A wooden seesaw with a map of Texas and Florida on one side and a dollar coin on the other
Illustration by Lanette Behiry/Real Estate News

Florida and Texas markets are slowly regaining some balance 

After heating way up over the past few years, prices and inventory in two of the most populous states are showing signs of stabilizing.

July 24, 2023
3 minutes

Key points:

  • A Florida Realtors report found that while existing home sales were down in the state, prices didn’t change significantly from last year.
  • In Texas, the statewide median sale price dropped 3.1% year-over-year, but Austin prices fell nearly 14%.
  • Inventory in both states has increased to around a 3-month supply.

Massive waves of new residents flooded into Florida and Texas during the pandemic housing boom, leading to huge price growth in a short period of time. But the latest data on home sales and inventory suggests that the housing markets in two of the country's most populous states may finally be stabilizing — or even softening. 

Florida's housing market is finding some balance

Florida Realtors, the largest Realtor association in the U.S., found that existing home sales for detached single-family homes and condos across the state were both down in June — 7.9% and 11%, respectively — year-over-year. And sales were down even more when comparing second quarter numbers to the same period last year. For the period of April through June, existing single-family home sales dropped 11.2% and condo sales fell 17.7% compared to the second quarter of 2022. 

However, the median sale prices of $420,000 for detached single-family homes and $325,000 for condos and townhouses remained unchanged in June relative to the same period last year. On a quarterly basis, prices were up just a hair — .2% and 1.9%, respectively — in Q2 2023 vs. Q2 2022. 

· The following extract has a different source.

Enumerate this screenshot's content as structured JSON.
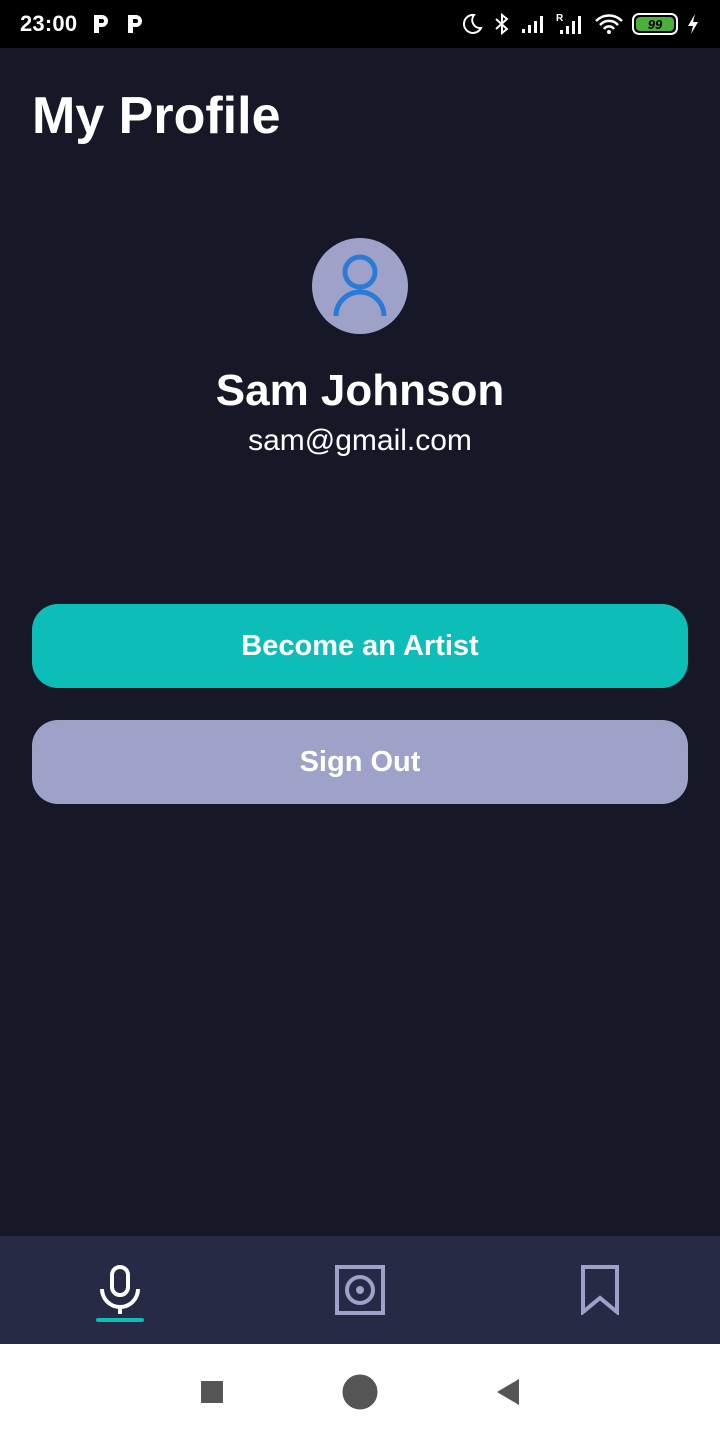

In addition to flattening prices, a noticeable uptick in inventory could offer some relief for buyers. According to Florida Realtors, single-family home inventory increased by nearly 14% year-over-year in June, putting the current supply at 2.8 months for existing single-family homes and 3.6 months for condos and townhouses. 

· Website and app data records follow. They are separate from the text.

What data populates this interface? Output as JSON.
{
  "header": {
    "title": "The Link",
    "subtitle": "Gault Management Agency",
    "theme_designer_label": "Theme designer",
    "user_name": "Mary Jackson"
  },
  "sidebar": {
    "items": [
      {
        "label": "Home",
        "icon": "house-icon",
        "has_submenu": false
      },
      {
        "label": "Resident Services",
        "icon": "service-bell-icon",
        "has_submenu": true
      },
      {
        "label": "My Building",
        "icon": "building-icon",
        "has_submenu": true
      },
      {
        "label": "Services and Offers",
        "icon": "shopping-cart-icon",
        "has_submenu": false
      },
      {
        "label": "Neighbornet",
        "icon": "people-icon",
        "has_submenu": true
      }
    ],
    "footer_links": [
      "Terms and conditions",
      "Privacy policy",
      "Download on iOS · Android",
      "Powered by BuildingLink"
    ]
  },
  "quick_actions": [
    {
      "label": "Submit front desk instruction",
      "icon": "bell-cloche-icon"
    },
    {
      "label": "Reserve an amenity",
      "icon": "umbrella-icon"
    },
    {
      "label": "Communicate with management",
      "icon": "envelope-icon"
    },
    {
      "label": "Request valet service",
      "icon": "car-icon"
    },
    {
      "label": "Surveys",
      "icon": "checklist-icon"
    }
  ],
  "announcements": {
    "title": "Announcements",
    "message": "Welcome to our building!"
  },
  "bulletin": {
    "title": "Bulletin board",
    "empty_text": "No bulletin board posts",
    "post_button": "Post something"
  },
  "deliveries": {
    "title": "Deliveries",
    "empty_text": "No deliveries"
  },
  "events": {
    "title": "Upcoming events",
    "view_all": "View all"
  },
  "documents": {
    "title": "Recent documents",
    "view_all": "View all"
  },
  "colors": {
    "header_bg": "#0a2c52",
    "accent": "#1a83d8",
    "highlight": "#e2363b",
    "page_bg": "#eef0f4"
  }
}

The inventory gains are not only a good sign for buyers, but a signal that the hot Florida market is returning to some balance, Florida Realtors Chief Economist Dr. Brad O'Connor said in the report.

"Overall, we are at an inventory level that is about halfway between our pre-pandemic inventory level at this time in 2019 and our low point during the pandemic in 2021," he said. "The improvement we've seen in inventory levels is a sign that upward pricing pressures are moderating."

Texas could be fizzling out

The story looks a bit different in Texas, where the housing market as a whole appears to be cooling off — at least temporarily. According to Texas Realtors, the median price for homes in the state fell 3.1% year-over-year, from $357,388 in Q2 2022 to $345,000 in the second quarter of 2023, and listings were up more than 32%.

But not all metros and regions are experiencing the same conditions, Marcus Phipps, 2023 Chairman of the Texas Realtors said in the report.

"While the statewide median price eased down, median prices are actually up in about half of Texas markets," he said. "Despite that variation, the average number of days that homes spent on the market was up in every metro area, and the number of homes available increased in nearly every metro as well."

Austin and Dallas were particularly hot markets during much of the pandemic, but the former has also been one of the hardest hit during this past year's housing correction. According to the Texas Realtors quarterly report, median home prices in Austin — the most expensive metro in the state — were down 13.8% compared to the same quarter last year. The price drop was the largest of all metros analyzed.

Dallas has seen median home prices decline 4.7% during the same time. 

Similar to Florida, inventory has also increased across Texas. Between Q2 2022 and Q2 2023, inventory increased from just two months of supply to 3.2 months. It's still far from a "balanced" market, however, as the Texas Real Estate Research Center suggests that six to 6.5 months of inventory is more reflective of a healthier market, the report notes.

Get the latest real estate news delivered to your inbox.